**EXERCISE AIM:**
Search the records for the string "Communicate", then copy each line that has it.

------------------------------------------------------------

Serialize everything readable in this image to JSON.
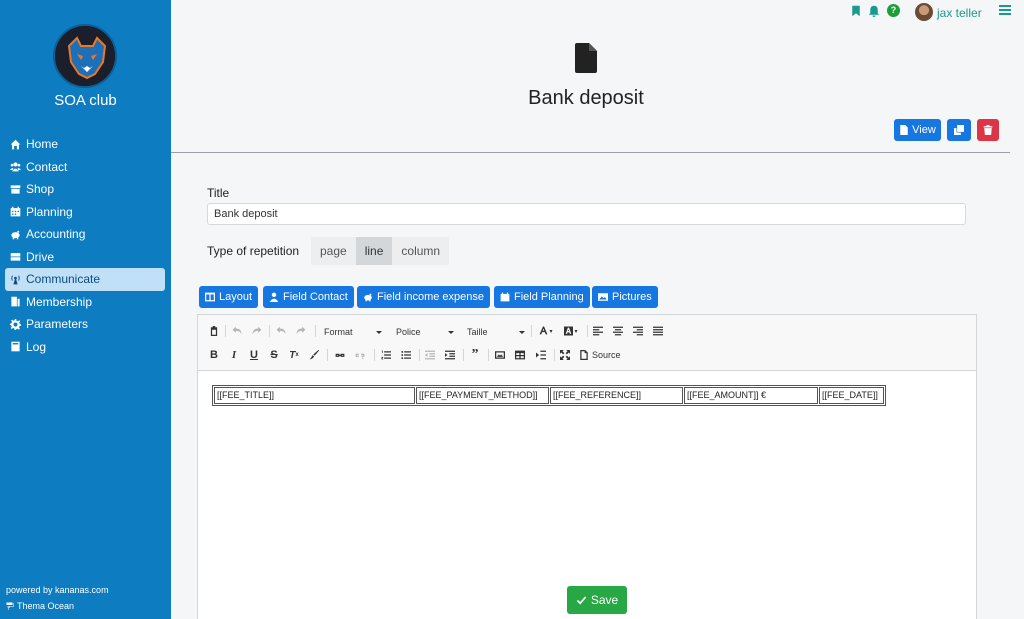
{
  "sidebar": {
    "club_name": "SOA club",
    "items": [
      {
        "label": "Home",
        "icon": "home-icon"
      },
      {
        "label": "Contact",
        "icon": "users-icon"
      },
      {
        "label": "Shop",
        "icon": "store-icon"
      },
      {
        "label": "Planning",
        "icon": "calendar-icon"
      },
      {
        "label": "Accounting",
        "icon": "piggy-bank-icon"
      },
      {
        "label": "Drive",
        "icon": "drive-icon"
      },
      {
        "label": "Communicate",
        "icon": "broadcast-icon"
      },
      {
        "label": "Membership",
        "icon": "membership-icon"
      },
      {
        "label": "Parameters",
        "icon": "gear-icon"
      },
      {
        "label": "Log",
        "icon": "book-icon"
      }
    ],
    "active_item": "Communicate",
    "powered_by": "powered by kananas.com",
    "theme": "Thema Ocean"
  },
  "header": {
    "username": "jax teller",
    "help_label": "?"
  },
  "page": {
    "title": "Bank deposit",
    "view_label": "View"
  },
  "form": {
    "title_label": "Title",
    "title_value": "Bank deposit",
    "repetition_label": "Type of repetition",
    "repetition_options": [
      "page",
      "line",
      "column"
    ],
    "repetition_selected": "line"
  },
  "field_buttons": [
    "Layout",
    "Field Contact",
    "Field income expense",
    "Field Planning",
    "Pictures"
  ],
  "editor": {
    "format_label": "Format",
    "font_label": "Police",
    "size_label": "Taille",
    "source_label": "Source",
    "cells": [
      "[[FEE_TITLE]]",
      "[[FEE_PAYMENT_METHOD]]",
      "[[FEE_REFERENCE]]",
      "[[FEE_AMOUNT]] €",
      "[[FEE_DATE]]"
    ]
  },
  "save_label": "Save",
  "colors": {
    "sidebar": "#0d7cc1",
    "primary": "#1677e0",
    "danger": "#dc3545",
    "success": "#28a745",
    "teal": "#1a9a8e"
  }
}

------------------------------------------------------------

**EXPECTED OUTPUT:**
        "label": "Communicate",
    "active_item": "Communicate",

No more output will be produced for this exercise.